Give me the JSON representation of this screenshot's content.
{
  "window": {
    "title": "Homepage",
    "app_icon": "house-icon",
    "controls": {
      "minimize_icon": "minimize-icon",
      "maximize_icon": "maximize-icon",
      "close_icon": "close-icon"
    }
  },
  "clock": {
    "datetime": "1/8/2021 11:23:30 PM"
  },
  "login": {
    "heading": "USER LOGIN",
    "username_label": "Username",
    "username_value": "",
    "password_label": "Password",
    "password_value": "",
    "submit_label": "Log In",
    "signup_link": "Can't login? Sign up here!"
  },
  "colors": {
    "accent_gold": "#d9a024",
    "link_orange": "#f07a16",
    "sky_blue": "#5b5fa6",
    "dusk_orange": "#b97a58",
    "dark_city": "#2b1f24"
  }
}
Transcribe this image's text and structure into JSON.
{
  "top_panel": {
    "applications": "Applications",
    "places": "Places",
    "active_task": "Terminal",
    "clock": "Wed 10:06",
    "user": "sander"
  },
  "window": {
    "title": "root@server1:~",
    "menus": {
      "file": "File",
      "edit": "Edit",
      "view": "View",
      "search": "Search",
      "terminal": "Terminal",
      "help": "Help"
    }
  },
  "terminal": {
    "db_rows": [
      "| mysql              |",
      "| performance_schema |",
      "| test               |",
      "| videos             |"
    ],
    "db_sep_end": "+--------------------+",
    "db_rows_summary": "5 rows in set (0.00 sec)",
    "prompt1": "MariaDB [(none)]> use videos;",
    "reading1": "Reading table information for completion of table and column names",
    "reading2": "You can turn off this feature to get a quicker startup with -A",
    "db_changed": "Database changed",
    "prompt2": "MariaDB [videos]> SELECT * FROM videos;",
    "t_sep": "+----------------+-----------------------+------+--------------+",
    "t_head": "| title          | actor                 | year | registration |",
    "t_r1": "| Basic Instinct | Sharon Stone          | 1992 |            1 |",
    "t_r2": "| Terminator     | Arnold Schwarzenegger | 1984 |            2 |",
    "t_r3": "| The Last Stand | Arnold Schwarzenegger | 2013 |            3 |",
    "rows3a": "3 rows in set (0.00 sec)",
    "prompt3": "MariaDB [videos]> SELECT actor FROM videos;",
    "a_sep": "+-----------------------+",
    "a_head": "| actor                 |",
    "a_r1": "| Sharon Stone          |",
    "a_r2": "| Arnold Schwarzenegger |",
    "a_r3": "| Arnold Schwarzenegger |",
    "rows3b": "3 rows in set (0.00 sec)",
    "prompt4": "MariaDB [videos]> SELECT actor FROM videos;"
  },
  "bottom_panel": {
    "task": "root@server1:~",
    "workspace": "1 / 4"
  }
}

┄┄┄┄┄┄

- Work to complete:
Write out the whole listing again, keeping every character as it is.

- Expected output:
Give me the JSON representation of this screenshot's content.
{
  "window": {
    "title": "Homepage",
    "app_icon": "house-icon",
    "controls": {
      "minimize_icon": "minimize-icon",
      "maximize_icon": "maximize-icon",
      "close_icon": "close-icon"
    }
  },
  "clock": {
    "datetime": "1/8/2021 11:23:30 PM"
  },
  "login": {
    "heading": "USER LOGIN",
    "username_label": "Username",
    "username_value": "",
    "password_label": "Password",
    "password_value": "",
    "submit_label": "Log In",
    "signup_link": "Can't login? Sign up here!"
  },
  "colors": {
    "accent_gold": "#d9a024",
    "link_orange": "#f07a16",
    "sky_blue": "#5b5fa6",
    "dusk_orange": "#b97a58",
    "dark_city": "#2b1f24"
  }
}
Transcribe this image's text and structure into JSON.
{
  "top_panel": {
    "applications": "Applications",
    "places": "Places",
    "active_task": "Terminal",
    "clock": "Wed 10:06",
    "user": "sander"
  },
  "window": {
    "title": "root@server1:~",
    "menus": {
      "file": "File",
      "edit": "Edit",
      "view": "View",
      "search": "Search",
      "terminal": "Terminal",
      "help": "Help"
    }
  },
  "terminal": {
    "db_rows": [
      "| mysql              |",
      "| performance_schema |",
      "| test               |",
      "| videos             |"
    ],
    "db_sep_end": "+--------------------+",
    "db_rows_summary": "5 rows in set (0.00 sec)",
    "prompt1": "MariaDB [(none)]> use videos;",
    "reading1": "Reading table information for completion of table and column names",
    "reading2": "You can turn off this feature to get a quicker startup with -A",
    "db_changed": "Database changed",
    "prompt2": "MariaDB [videos]> SELECT * FROM videos;",
    "t_sep": "+----------------+-----------------------+------+--------------+",
    "t_head": "| title          | actor                 | year | registration |",
    "t_r1": "| Basic Instinct | Sharon Stone          | 1992 |            1 |",
    "t_r2": "| Terminator     | Arnold Schwarzenegger | 1984 |            2 |",
    "t_r3": "| The Last Stand | Arnold Schwarzenegger | 2013 |            3 |",
    "rows3a": "3 rows in set (0.00 sec)",
    "prompt3": "MariaDB [videos]> SELECT actor FROM videos;",
    "a_sep": "+-----------------------+",
    "a_head": "| actor                 |",
    "a_r1": "| Sharon Stone          |",
    "a_r2": "| Arnold Schwarzenegger |",
    "a_r3": "| Arnold Schwarzenegger |",
    "rows3b": "3 rows in set (0.00 sec)",
    "prompt4": "MariaDB [videos]> SELECT actor FROM videos;"
  },
  "bottom_panel": {
    "task": "root@server1:~",
    "workspace": "1 / 4"
  }
}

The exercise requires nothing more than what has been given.